## RECORDS FOR THE TASK
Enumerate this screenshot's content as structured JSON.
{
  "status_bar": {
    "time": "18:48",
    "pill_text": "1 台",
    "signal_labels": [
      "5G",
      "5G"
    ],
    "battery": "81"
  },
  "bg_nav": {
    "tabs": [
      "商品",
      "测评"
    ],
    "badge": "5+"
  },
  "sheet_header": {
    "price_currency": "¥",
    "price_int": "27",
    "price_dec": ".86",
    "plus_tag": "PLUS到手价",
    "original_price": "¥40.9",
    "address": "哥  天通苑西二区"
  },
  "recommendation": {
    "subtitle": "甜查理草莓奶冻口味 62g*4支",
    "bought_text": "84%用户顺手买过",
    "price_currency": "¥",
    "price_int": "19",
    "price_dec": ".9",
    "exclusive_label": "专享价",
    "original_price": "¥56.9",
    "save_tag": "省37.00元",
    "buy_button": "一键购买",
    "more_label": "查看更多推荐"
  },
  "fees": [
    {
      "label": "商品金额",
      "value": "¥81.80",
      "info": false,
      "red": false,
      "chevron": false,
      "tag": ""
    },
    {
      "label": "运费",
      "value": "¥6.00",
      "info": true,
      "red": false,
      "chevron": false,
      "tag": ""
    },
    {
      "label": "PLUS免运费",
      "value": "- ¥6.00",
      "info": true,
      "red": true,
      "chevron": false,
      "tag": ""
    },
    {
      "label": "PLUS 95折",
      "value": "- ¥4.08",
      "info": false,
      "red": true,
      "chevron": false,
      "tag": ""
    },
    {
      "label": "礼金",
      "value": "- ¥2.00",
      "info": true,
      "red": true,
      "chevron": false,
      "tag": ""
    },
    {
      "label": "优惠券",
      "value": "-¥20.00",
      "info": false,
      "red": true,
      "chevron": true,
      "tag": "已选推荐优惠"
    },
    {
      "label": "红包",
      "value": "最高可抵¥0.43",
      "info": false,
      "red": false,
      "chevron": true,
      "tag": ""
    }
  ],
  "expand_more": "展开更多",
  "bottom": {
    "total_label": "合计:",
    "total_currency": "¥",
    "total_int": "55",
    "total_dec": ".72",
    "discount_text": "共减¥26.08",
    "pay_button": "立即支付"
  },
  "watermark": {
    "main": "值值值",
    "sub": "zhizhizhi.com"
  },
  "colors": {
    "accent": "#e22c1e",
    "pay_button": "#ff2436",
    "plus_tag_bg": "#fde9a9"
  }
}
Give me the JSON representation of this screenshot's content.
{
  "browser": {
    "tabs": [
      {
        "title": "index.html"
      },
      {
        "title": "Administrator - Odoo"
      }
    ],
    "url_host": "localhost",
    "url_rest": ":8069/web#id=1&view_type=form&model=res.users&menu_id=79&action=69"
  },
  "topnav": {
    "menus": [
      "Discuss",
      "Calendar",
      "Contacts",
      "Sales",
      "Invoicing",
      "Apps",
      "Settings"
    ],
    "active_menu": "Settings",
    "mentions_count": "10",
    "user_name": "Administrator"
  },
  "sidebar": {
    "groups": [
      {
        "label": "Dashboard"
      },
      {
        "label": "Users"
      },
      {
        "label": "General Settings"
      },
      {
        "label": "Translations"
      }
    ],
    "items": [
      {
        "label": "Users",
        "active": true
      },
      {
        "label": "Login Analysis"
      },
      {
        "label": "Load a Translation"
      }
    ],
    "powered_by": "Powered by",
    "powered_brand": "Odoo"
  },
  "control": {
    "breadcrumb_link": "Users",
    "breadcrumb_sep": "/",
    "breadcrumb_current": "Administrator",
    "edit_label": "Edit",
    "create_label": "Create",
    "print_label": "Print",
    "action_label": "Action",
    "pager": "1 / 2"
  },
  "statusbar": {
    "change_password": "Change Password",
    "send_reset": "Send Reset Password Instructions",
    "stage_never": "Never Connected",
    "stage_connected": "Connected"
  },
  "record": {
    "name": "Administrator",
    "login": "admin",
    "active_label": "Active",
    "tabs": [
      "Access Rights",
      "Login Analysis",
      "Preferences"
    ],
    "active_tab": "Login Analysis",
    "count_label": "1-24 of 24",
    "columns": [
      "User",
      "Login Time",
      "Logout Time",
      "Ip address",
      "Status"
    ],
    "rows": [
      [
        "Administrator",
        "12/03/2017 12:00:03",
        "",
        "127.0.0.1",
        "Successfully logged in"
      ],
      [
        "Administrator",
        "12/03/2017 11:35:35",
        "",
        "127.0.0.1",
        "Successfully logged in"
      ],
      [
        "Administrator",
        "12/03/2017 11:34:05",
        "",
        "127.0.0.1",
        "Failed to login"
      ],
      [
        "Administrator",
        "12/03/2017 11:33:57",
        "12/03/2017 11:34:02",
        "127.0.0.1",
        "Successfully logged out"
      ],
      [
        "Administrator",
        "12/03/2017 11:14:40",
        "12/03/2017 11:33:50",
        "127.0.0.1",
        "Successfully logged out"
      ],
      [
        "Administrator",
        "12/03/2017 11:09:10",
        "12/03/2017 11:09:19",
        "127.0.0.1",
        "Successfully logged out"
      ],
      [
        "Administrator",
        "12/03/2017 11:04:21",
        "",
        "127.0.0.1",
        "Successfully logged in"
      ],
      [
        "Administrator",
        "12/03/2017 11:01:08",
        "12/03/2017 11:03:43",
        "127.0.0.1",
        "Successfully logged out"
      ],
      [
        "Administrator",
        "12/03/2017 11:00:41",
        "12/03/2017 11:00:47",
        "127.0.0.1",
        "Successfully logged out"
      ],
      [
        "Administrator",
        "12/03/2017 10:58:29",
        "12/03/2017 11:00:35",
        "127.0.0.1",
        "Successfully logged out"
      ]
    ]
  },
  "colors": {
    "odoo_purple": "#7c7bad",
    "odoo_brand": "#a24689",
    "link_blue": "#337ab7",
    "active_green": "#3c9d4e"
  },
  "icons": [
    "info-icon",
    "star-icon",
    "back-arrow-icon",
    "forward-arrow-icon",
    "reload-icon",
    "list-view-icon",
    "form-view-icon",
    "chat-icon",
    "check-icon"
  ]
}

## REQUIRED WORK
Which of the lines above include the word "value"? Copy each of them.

## RESPONSE BELOW
      "value": "¥81.80",
      "value": "¥6.00",
      "value": "- ¥6.00",
      "value": "- ¥4.08",
      "value": "- ¥2.00",
      "value": "-¥20.00",
      "value": "最高可抵¥0.43",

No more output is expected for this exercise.